- [Brief]
Quote all entries in full, exactly.

- [Data]

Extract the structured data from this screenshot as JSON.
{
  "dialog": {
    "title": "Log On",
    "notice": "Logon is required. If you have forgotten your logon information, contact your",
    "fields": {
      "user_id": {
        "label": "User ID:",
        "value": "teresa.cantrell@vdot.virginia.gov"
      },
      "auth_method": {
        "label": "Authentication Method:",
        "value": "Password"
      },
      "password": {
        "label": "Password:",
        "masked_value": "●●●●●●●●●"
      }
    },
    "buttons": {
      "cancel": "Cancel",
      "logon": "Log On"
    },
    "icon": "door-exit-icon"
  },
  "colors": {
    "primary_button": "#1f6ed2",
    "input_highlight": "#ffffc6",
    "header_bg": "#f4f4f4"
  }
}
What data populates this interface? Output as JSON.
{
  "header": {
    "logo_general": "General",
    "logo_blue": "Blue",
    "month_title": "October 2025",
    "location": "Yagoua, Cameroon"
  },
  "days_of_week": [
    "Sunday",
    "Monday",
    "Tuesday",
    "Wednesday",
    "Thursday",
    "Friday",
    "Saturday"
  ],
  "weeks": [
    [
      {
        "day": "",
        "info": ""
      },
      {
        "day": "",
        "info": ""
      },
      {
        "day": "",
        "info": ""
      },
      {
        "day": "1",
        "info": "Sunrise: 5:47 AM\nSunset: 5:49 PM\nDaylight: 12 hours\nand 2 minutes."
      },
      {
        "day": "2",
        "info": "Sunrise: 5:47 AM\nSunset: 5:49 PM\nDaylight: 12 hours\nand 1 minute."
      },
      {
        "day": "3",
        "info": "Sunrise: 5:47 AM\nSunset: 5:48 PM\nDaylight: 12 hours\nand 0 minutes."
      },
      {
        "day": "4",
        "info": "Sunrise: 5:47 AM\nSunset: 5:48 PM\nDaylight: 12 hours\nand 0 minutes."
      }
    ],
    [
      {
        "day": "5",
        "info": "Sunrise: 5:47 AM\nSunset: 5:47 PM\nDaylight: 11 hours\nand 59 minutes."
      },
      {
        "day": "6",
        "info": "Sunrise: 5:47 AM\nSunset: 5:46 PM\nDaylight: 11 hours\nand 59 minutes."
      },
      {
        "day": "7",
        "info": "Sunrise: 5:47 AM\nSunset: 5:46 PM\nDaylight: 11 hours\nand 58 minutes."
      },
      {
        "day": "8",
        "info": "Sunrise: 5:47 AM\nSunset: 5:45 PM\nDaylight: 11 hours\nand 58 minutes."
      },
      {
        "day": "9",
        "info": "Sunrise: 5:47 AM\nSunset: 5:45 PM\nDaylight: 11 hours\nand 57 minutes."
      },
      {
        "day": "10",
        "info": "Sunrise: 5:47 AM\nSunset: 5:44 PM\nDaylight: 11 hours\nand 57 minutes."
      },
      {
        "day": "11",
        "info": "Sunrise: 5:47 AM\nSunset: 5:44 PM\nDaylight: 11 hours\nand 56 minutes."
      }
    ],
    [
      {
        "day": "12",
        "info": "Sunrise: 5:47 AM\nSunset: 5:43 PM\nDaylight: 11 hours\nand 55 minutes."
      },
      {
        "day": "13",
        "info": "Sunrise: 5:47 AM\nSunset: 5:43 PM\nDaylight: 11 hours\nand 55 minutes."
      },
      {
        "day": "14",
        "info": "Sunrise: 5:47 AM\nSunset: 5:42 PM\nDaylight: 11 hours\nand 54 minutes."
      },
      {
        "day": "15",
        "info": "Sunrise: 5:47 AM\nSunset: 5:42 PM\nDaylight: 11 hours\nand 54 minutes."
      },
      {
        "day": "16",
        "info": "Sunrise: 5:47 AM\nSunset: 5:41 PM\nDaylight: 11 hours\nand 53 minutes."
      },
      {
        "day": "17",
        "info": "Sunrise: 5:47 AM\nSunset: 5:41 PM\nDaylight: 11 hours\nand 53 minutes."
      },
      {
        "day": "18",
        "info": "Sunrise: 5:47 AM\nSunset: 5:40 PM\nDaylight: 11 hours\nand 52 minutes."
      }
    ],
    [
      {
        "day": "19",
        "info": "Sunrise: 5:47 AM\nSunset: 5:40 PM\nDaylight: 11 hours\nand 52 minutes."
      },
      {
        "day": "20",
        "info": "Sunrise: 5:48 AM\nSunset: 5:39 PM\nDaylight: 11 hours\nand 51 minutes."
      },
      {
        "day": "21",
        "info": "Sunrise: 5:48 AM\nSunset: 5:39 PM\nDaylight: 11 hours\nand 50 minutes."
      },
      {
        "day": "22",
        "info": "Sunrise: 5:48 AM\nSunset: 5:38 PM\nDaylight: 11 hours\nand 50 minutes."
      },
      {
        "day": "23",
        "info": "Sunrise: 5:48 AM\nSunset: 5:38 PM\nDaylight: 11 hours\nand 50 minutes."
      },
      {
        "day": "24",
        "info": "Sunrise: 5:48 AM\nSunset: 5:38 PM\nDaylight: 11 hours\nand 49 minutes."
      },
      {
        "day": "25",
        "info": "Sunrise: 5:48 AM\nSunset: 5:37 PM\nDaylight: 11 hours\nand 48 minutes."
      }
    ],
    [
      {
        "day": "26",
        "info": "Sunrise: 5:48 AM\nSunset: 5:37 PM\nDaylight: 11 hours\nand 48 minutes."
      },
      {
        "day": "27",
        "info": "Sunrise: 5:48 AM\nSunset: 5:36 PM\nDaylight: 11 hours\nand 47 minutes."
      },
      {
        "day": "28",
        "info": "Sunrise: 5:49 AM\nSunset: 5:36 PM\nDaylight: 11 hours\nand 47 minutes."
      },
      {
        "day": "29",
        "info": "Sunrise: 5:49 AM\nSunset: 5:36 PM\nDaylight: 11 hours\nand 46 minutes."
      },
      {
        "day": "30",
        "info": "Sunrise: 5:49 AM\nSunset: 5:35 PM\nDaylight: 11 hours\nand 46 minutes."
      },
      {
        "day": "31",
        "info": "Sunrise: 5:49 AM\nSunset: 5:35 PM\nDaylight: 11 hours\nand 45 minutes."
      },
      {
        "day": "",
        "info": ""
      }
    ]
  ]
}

- [Result of this exercise]
Extract the structured data from this screenshot as JSON.
{
  "dialog": {
    "title": "Log On",
    "notice": "Logon is required. If you have forgotten your logon information, contact your",
    "fields": {
      "user_id": {
        "label": "User ID:",
        "value": "teresa.cantrell@vdot.virginia.gov"
      },
      "auth_method": {
        "label": "Authentication Method:",
        "value": "Password"
      },
      "password": {
        "label": "Password:",
        "masked_value": "●●●●●●●●●"
      }
    },
    "buttons": {
      "cancel": "Cancel",
      "logon": "Log On"
    },
    "icon": "door-exit-icon"
  },
  "colors": {
    "primary_button": "#1f6ed2",
    "input_highlight": "#ffffc6",
    "header_bg": "#f4f4f4"
  }
}
What data populates this interface? Output as JSON.
{
  "header": {
    "logo_general": "General",
    "logo_blue": "Blue",
    "month_title": "October 2025",
    "location": "Yagoua, Cameroon"
  },
  "days_of_week": [
    "Sunday",
    "Monday",
    "Tuesday",
    "Wednesday",
    "Thursday",
    "Friday",
    "Saturday"
  ],
  "weeks": [
    [
      {
        "day": "",
        "info": ""
      },
      {
        "day": "",
        "info": ""
      },
      {
        "day": "",
        "info": ""
      },
      {
        "day": "1",
        "info": "Sunrise: 5:47 AM\nSunset: 5:49 PM\nDaylight: 12 hours\nand 2 minutes."
      },
      {
        "day": "2",
        "info": "Sunrise: 5:47 AM\nSunset: 5:49 PM\nDaylight: 12 hours\nand 1 minute."
      },
      {
        "day": "3",
        "info": "Sunrise: 5:47 AM\nSunset: 5:48 PM\nDaylight: 12 hours\nand 0 minutes."
      },
      {
        "day": "4",
        "info": "Sunrise: 5:47 AM\nSunset: 5:48 PM\nDaylight: 12 hours\nand 0 minutes."
      }
    ],
    [
      {
        "day": "5",
        "info": "Sunrise: 5:47 AM\nSunset: 5:47 PM\nDaylight: 11 hours\nand 59 minutes."
      },
      {
        "day": "6",
        "info": "Sunrise: 5:47 AM\nSunset: 5:46 PM\nDaylight: 11 hours\nand 59 minutes."
      },
      {
        "day": "7",
        "info": "Sunrise: 5:47 AM\nSunset: 5:46 PM\nDaylight: 11 hours\nand 58 minutes."
      },
      {
        "day": "8",
        "info": "Sunrise: 5:47 AM\nSunset: 5:45 PM\nDaylight: 11 hours\nand 58 minutes."
      },
      {
        "day": "9",
        "info": "Sunrise: 5:47 AM\nSunset: 5:45 PM\nDaylight: 11 hours\nand 57 minutes."
      },
      {
        "day": "10",
        "info": "Sunrise: 5:47 AM\nSunset: 5:44 PM\nDaylight: 11 hours\nand 57 minutes."
      },
      {
        "day": "11",
        "info": "Sunrise: 5:47 AM\nSunset: 5:44 PM\nDaylight: 11 hours\nand 56 minutes."
      }
    ],
    [
      {
        "day": "12",
        "info": "Sunrise: 5:47 AM\nSunset: 5:43 PM\nDaylight: 11 hours\nand 55 minutes."
      },
      {
        "day": "13",
        "info": "Sunrise: 5:47 AM\nSunset: 5:43 PM\nDaylight: 11 hours\nand 55 minutes."
      },
      {
        "day": "14",
        "info": "Sunrise: 5:47 AM\nSunset: 5:42 PM\nDaylight: 11 hours\nand 54 minutes."
      },
      {
        "day": "15",
        "info": "Sunrise: 5:47 AM\nSunset: 5:42 PM\nDaylight: 11 hours\nand 54 minutes."
      },
      {
        "day": "16",
        "info": "Sunrise: 5:47 AM\nSunset: 5:41 PM\nDaylight: 11 hours\nand 53 minutes."
      },
      {
        "day": "17",
        "info": "Sunrise: 5:47 AM\nSunset: 5:41 PM\nDaylight: 11 hours\nand 53 minutes."
      },
      {
        "day": "18",
        "info": "Sunrise: 5:47 AM\nSunset: 5:40 PM\nDaylight: 11 hours\nand 52 minutes."
      }
    ],
    [
      {
        "day": "19",
        "info": "Sunrise: 5:47 AM\nSunset: 5:40 PM\nDaylight: 11 hours\nand 52 minutes."
      },
      {
        "day": "20",
        "info": "Sunrise: 5:48 AM\nSunset: 5:39 PM\nDaylight: 11 hours\nand 51 minutes."
      },
      {
        "day": "21",
        "info": "Sunrise: 5:48 AM\nSunset: 5:39 PM\nDaylight: 11 hours\nand 50 minutes."
      },
      {
        "day": "22",
        "info": "Sunrise: 5:48 AM\nSunset: 5:38 PM\nDaylight: 11 hours\nand 50 minutes."
      },
      {
        "day": "23",
        "info": "Sunrise: 5:48 AM\nSunset: 5:38 PM\nDaylight: 11 hours\nand 50 minutes."
      },
      {
        "day": "24",
        "info": "Sunrise: 5:48 AM\nSunset: 5:38 PM\nDaylight: 11 hours\nand 49 minutes."
      },
      {
        "day": "25",
        "info": "Sunrise: 5:48 AM\nSunset: 5:37 PM\nDaylight: 11 hours\nand 48 minutes."
      }
    ],
    [
      {
        "day": "26",
        "info": "Sunrise: 5:48 AM\nSunset: 5:37 PM\nDaylight: 11 hours\nand 48 minutes."
      },
      {
        "day": "27",
        "info": "Sunrise: 5:48 AM\nSunset: 5:36 PM\nDaylight: 11 hours\nand 47 minutes."
      },
      {
        "day": "28",
        "info": "Sunrise: 5:49 AM\nSunset: 5:36 PM\nDaylight: 11 hours\nand 47 minutes."
      },
      {
        "day": "29",
        "info": "Sunrise: 5:49 AM\nSunset: 5:36 PM\nDaylight: 11 hours\nand 46 minutes."
      },
      {
        "day": "30",
        "info": "Sunrise: 5:49 AM\nSunset: 5:35 PM\nDaylight: 11 hours\nand 46 minutes."
      },
      {
        "day": "31",
        "info": "Sunrise: 5:49 AM\nSunset: 5:35 PM\nDaylight: 11 hours\nand 45 minutes."
      },
      {
        "day": "",
        "info": ""
      }
    ]
  ]
}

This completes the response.